Ahead of this weekend’s meeting of G7 Climate Ministers, Green Building Councils (GBCs) representing over 10,000 organisations in G7 countries implore Ministers to prioritise the potential of the built environment as a key agent of change in accelerating a decarbonised, sustainable and resilient society. 

Climate Ministers from Canada, France, Germany, Italy, Japan, the UK and the USA are convening in Sapporo, Japan with the goal of ‘solving climate, energy and environment issues at the same time’.

In collaboration with the World Green Building Council, ‘G7 GBCs’ have published an open letter drawing attention to the role of buildings as a key solutions provider that can deliver on many cross-cutting priorities such as carbon, biodiversity, resilience and energy security.

With the built environment representing the largest contributing sector to carbon emissions, and amid the growing need for the global economy to reduce emissions drastically, it is vital that policymakers implement ambitious measures to decarbonise buildings. Recognising the need for clarity on these policies, WorldGBC and our network of GBCs this week launched our ‘Global Policy Principles for a Sustainable Built Environment’.

Ahead of tomorrow’s meeting the message of our coalition is clear — Climate Ministers must utilise this exchange to reflect on the vast potential of the built environment to deliver on the G7 agenda, and champion buildings as enablers to deliver key global goals.

Cristina Gamboa, CEO, WorldGBC, said:

“This G7 Climate Minister meeting represents a crucial opportunity for Ministers from some of the world’s leading economies to explore the role of buildings in delivering on climate goals and decarbonising their economies.
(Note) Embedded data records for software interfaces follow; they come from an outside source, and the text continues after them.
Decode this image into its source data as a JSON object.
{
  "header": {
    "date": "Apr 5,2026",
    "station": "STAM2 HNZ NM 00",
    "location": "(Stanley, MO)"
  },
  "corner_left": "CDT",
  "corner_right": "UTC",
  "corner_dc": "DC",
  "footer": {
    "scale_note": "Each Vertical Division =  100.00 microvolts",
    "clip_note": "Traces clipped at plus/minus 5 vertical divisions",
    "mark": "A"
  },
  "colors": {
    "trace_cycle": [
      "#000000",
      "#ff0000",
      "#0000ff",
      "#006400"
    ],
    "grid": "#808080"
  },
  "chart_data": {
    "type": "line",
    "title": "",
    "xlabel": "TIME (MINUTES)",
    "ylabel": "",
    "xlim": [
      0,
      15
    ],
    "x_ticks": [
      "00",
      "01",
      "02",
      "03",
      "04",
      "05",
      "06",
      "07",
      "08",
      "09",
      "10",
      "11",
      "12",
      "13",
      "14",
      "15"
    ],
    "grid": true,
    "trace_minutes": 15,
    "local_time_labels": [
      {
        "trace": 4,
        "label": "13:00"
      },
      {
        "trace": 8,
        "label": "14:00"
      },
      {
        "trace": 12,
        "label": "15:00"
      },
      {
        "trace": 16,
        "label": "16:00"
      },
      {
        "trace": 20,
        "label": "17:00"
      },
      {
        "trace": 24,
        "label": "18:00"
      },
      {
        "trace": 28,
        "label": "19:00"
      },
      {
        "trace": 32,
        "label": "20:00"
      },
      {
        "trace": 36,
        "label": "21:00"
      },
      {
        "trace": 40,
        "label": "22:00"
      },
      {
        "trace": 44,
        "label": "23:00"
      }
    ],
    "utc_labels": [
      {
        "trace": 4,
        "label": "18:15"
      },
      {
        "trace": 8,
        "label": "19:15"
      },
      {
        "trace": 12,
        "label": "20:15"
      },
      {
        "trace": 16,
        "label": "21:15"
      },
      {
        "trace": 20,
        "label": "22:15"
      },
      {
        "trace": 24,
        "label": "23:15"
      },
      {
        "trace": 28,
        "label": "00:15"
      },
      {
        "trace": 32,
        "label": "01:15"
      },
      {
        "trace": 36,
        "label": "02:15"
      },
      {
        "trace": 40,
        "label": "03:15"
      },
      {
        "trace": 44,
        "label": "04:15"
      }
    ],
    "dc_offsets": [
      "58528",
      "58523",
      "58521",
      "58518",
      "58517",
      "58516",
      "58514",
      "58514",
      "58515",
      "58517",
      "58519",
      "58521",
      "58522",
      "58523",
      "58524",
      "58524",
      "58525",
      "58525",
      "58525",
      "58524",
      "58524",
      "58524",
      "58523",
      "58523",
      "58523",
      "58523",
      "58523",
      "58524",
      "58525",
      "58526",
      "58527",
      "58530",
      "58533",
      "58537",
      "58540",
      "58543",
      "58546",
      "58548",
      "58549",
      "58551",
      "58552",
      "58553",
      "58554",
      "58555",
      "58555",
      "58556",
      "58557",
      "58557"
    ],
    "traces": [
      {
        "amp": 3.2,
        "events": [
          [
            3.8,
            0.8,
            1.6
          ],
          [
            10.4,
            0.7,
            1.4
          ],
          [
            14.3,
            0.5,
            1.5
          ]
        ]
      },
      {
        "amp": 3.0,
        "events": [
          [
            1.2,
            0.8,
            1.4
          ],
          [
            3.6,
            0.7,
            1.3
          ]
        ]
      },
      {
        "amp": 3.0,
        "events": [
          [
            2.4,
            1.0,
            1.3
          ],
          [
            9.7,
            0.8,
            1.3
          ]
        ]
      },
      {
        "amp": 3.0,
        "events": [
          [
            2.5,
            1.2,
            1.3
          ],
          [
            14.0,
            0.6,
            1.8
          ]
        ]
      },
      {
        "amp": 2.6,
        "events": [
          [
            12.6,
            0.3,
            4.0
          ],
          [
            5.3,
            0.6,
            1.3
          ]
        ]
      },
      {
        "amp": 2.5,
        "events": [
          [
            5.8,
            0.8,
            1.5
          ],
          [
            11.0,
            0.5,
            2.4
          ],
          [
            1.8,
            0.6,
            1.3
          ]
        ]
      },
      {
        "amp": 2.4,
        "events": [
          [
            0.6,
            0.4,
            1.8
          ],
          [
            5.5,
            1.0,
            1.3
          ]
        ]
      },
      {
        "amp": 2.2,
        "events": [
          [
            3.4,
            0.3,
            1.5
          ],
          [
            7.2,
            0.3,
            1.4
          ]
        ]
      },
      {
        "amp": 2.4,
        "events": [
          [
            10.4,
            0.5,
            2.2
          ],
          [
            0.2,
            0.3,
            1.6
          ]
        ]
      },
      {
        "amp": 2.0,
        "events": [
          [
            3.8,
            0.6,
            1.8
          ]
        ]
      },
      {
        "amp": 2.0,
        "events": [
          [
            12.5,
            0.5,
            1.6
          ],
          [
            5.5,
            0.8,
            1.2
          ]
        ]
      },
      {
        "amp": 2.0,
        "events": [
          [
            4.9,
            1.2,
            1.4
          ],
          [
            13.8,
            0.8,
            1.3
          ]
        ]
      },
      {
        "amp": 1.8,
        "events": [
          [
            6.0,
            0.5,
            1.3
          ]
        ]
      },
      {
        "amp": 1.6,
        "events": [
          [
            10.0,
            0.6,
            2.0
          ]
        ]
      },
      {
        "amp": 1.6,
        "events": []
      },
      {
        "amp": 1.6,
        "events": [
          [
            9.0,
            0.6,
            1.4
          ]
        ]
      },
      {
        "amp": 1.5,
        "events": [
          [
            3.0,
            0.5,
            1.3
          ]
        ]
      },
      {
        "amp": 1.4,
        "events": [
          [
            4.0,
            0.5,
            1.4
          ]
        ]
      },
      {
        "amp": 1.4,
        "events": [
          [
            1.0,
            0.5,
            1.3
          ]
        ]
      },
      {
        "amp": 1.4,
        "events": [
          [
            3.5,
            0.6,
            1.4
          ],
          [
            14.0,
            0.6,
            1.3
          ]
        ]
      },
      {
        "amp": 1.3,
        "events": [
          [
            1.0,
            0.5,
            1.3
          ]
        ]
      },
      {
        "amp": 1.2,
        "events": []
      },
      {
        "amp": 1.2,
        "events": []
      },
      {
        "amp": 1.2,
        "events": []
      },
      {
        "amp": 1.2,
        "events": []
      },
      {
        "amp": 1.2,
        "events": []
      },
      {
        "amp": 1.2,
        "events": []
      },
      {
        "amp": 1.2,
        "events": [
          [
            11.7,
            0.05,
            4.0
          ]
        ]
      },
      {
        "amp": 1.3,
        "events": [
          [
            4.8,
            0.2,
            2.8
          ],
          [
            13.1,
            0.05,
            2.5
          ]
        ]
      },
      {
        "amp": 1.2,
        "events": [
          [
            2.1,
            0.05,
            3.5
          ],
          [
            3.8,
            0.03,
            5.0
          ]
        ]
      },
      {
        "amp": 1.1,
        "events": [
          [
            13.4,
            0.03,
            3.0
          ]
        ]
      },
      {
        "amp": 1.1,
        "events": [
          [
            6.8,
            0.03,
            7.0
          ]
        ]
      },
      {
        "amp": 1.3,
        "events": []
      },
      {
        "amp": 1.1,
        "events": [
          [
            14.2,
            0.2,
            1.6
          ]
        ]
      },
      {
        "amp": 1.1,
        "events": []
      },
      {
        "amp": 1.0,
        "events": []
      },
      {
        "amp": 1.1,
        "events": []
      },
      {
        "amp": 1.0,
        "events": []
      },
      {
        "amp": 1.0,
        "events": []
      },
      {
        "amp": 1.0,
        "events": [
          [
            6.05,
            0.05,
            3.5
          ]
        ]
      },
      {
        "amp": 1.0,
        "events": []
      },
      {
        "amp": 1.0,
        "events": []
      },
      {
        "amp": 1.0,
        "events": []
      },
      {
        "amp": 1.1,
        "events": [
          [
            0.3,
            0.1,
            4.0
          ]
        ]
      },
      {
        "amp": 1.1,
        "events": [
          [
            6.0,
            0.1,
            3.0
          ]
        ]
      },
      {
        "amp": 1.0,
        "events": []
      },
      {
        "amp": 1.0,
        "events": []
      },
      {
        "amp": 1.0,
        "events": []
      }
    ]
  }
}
“Our G7 GBCs are ready to work with governments in Canada, France, Germany, Italy, Japan, the UK and the USA to help them implement transformative policies that will ensure the uptake of sustainable built environments for everyone, everywhere.”

Read the open letter